KUALA LUMPUR • Abu Dhabi's sovereign wealth fund, embroiled in a debt payment row with 1Malaysia Development Berhad, is seeking US$6.5 billion (S$8.8 billion) from the troubled investment firm as it moves the spat into arbitration.
1MDB and its sole shareholder - Malaysia's Ministry of Finance (MOF) - have not performed their obligations towards International Petroleum Investment Co (IPIC), the Abu Dhabi fund said in a London stock exchange filing yesterday. IPIC and its unit Aabar Investments submitted the request to the London Court of International Arbitration, it said.
"The failure of 1MDB and MOF to perform their obligations, cure their defaults or put forward acceptable proposals, has left IPIC in the position where it must pursue its claims in arbitration," IPIC said.
1MDB said in response that it would review the request for arbitration once it has been served with a copy.

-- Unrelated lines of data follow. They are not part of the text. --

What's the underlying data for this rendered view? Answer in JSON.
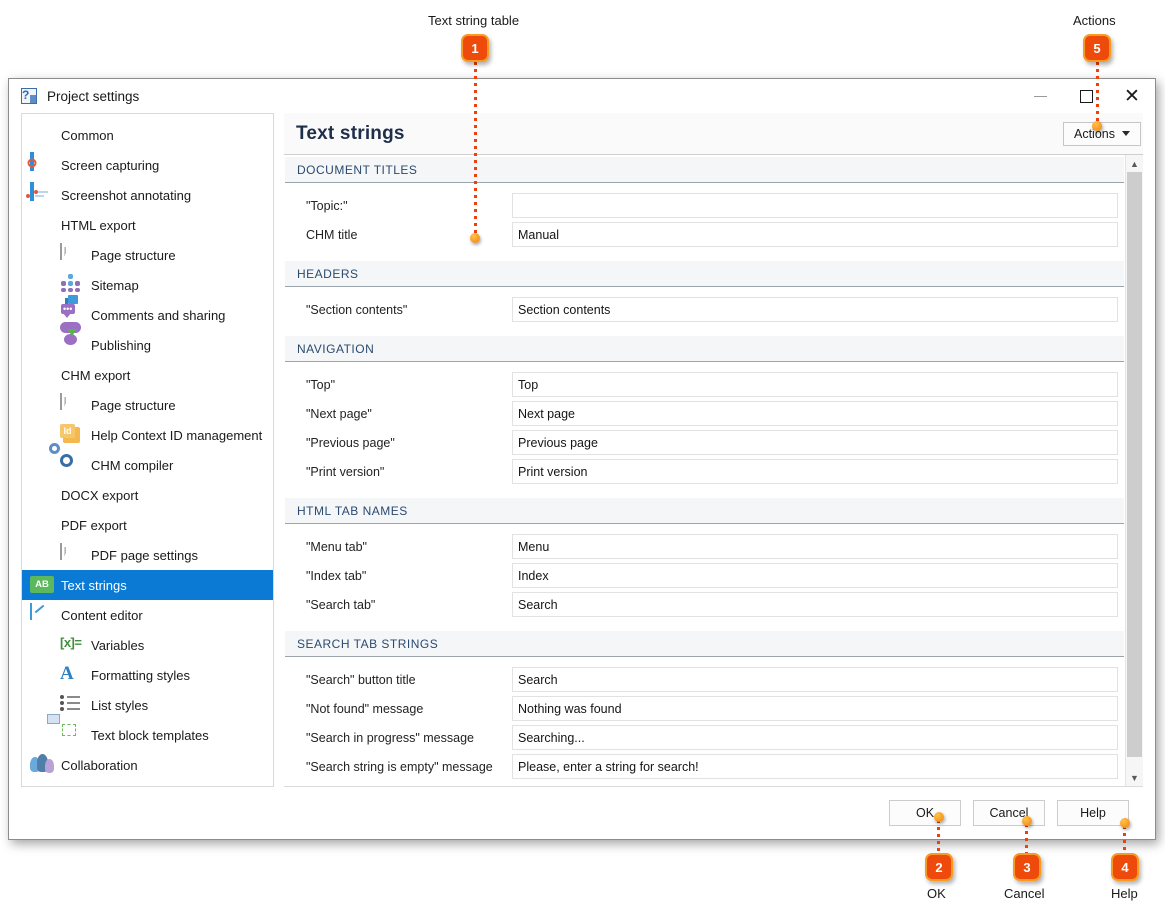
{
  "annotations": [
    {
      "number": "1",
      "label": "Text string table"
    },
    {
      "number": "5",
      "label": "Actions"
    },
    {
      "number": "2",
      "label": "OK"
    },
    {
      "number": "3",
      "label": "Cancel"
    },
    {
      "number": "4",
      "label": "Help"
    }
  ],
  "window": {
    "title": "Project settings",
    "minimize_label": "—",
    "maximize_label": "□",
    "close_label": "✕"
  },
  "sidebar": {
    "items": [
      {
        "label": "Common",
        "icon": "gear-icon",
        "level": 0,
        "selected": false
      },
      {
        "label": "Screen capturing",
        "icon": "screen-capture-icon",
        "level": 0,
        "selected": false
      },
      {
        "label": "Screenshot annotating",
        "icon": "screenshot-annotate-icon",
        "level": 0,
        "selected": false
      },
      {
        "label": "HTML export",
        "icon": "html-document-icon",
        "level": 0,
        "selected": false
      },
      {
        "label": "Page structure",
        "icon": "page-structure-icon",
        "level": 1,
        "selected": false
      },
      {
        "label": "Sitemap",
        "icon": "sitemap-icon",
        "level": 1,
        "selected": false
      },
      {
        "label": "Comments and sharing",
        "icon": "comment-thumbsup-icon",
        "level": 1,
        "selected": false
      },
      {
        "label": "Publishing",
        "icon": "cloud-upload-icon",
        "level": 1,
        "selected": false
      },
      {
        "label": "CHM export",
        "icon": "question-document-icon",
        "level": 0,
        "selected": false
      },
      {
        "label": "Page structure",
        "icon": "page-structure-icon",
        "level": 1,
        "selected": false
      },
      {
        "label": "Help Context ID management",
        "icon": "id-card-icon",
        "level": 1,
        "selected": false
      },
      {
        "label": "CHM compiler",
        "icon": "gears-icon",
        "level": 1,
        "selected": false
      },
      {
        "label": "DOCX export",
        "icon": "word-document-icon",
        "level": 0,
        "selected": false
      },
      {
        "label": "PDF export",
        "icon": "pdf-document-icon",
        "level": 0,
        "selected": false
      },
      {
        "label": "PDF page settings",
        "icon": "page-structure-icon",
        "level": 1,
        "selected": false
      },
      {
        "label": "Text strings",
        "icon": "ab-text-icon",
        "level": 0,
        "selected": true
      },
      {
        "label": "Content editor",
        "icon": "content-editor-icon",
        "level": 0,
        "selected": false
      },
      {
        "label": "Variables",
        "icon": "variables-icon",
        "level": 1,
        "selected": false
      },
      {
        "label": "Formatting styles",
        "icon": "formatting-styles-icon",
        "level": 1,
        "selected": false
      },
      {
        "label": "List styles",
        "icon": "list-styles-icon",
        "level": 1,
        "selected": false
      },
      {
        "label": "Text block templates",
        "icon": "text-block-templates-icon",
        "level": 1,
        "selected": false
      },
      {
        "label": "Collaboration",
        "icon": "collaboration-icon",
        "level": 0,
        "selected": false
      }
    ]
  },
  "content": {
    "page_title": "Text strings",
    "actions_button": "Actions",
    "sections": [
      {
        "title": "DOCUMENT TITLES",
        "rows": [
          {
            "label": "\"Topic:\"",
            "value": ""
          },
          {
            "label": "CHM title",
            "value": "Manual"
          }
        ]
      },
      {
        "title": "HEADERS",
        "rows": [
          {
            "label": "\"Section contents\"",
            "value": "Section contents"
          }
        ]
      },
      {
        "title": "NAVIGATION",
        "rows": [
          {
            "label": "\"Top\"",
            "value": "Top"
          },
          {
            "label": "\"Next page\"",
            "value": "Next page"
          },
          {
            "label": "\"Previous page\"",
            "value": "Previous page"
          },
          {
            "label": "\"Print version\"",
            "value": "Print version"
          }
        ]
      },
      {
        "title": "HTML TAB NAMES",
        "rows": [
          {
            "label": "\"Menu tab\"",
            "value": "Menu"
          },
          {
            "label": "\"Index tab\"",
            "value": "Index"
          },
          {
            "label": "\"Search tab\"",
            "value": "Search"
          }
        ]
      },
      {
        "title": "SEARCH TAB STRINGS",
        "rows": [
          {
            "label": "\"Search\" button title",
            "value": "Search"
          },
          {
            "label": "\"Not found\" message",
            "value": "Nothing was found"
          },
          {
            "label": "\"Search in progress\" message",
            "value": "Searching..."
          },
          {
            "label": "\"Search string is empty\" message",
            "value": "Please, enter a string for search!"
          }
        ]
      }
    ]
  },
  "footer": {
    "ok": "OK",
    "cancel": "Cancel",
    "help": "Help"
  },
  "colors": {
    "accent_selected": "#0a7ad4",
    "callout_fill": "#ed4a0b",
    "callout_border": "#f79b23",
    "title_color": "#1f2f4a",
    "section_header_text": "#2b4a6f"
  }
}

Under a deal, IPIC agreed to loan US$1 billion to 1MDB and assume payments on US$3.5 billion of 1MDB debt. It also forgave an undisclosed amount of debt that 1MDB owed IPIC, in exchange for assets which have not been identified. But IPIC said in April that 1MDB was in default of that agreement, after the Malaysian fund failed to repay the loan.

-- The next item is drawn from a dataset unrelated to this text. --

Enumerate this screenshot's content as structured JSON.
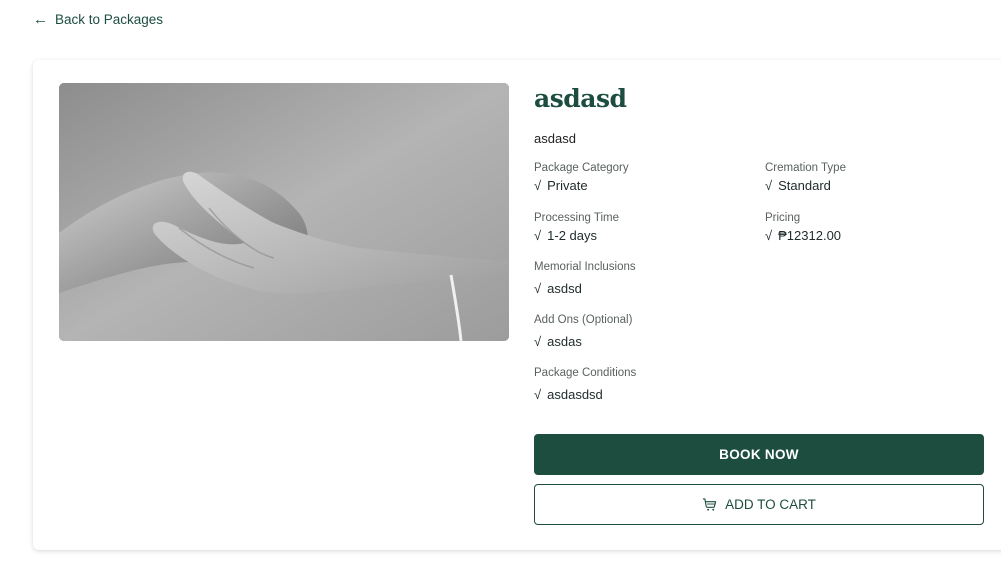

1MDB subsequently defaulted on interest payments on two bonds, which IPIC had guaranteed. The Malaysian fund said it has sufficient funds to make the interest payments but did not due to its dispute with IPIC.
The Finance Ministry did not immediately comment.

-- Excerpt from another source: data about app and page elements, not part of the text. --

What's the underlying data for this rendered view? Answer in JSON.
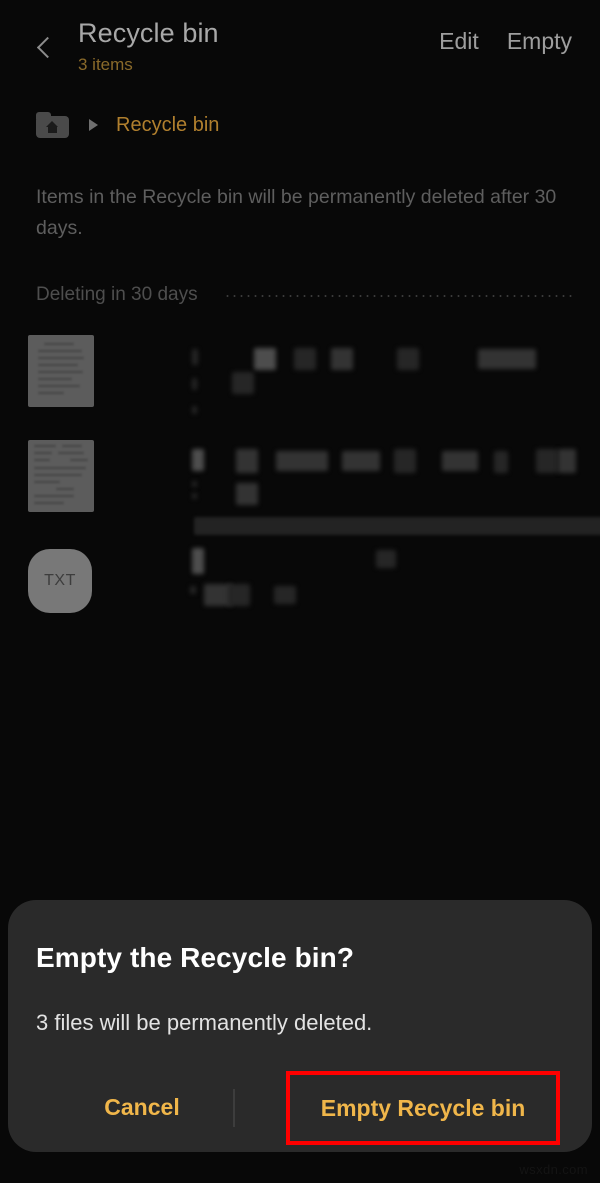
{
  "appbar": {
    "back_icon": "chevron-left-icon",
    "title": "Recycle bin",
    "subtitle": "3 items",
    "actions": [
      {
        "label": "Edit",
        "name": "edit-button"
      },
      {
        "label": "Empty",
        "name": "empty-button"
      }
    ]
  },
  "breadcrumb": {
    "home_icon": "home-folder-icon",
    "separator_icon": "triangle-right-icon",
    "current": "Recycle bin"
  },
  "notice": "Items in the Recycle bin will be permanently deleted after 30 days.",
  "section": {
    "title": "Deleting in 30 days"
  },
  "files": [
    {
      "thumb_type": "document",
      "name_redacted": true
    },
    {
      "thumb_type": "document",
      "name_redacted": true
    },
    {
      "thumb_type": "txt",
      "badge_label": "TXT",
      "name_redacted": true
    }
  ],
  "dialog": {
    "title": "Empty the Recycle bin?",
    "body": "3 files will be permanently deleted.",
    "cancel_label": "Cancel",
    "confirm_label": "Empty Recycle bin"
  },
  "highlight": {
    "color": "#ff0000",
    "target": "confirm-button"
  },
  "colors": {
    "screen_background": "#080808",
    "dialog_background": "#2a2a2a",
    "accent_amber": "#f0b64a",
    "breadcrumb_amber": "#b07f2e",
    "subtitle_amber": "#8a6a2a",
    "primary_text": "#ffffff",
    "muted_text": "#5e5e5e"
  },
  "watermark": "wsxdn.com"
}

IPIC is claiming the US$3.5 billion bond plus interest that amounts to US$4.8 billion, the US$1.2 billion loan plus interest, and about US$481 million owed to Aabar - adding up to $6.5 billion, a person familiar with the matter told Reuters.
1MDB, once a pet project of Prime Minister Najib Razak, is the subject of money-laundering probes in at least six countries. Problems began when the Abu Dhabi fund denied it owned Aabar Investments, a British Virgin Islands company which received payments from 1MDB meant for IPIC. These fund transfers are now under the scrutiny of global investigators.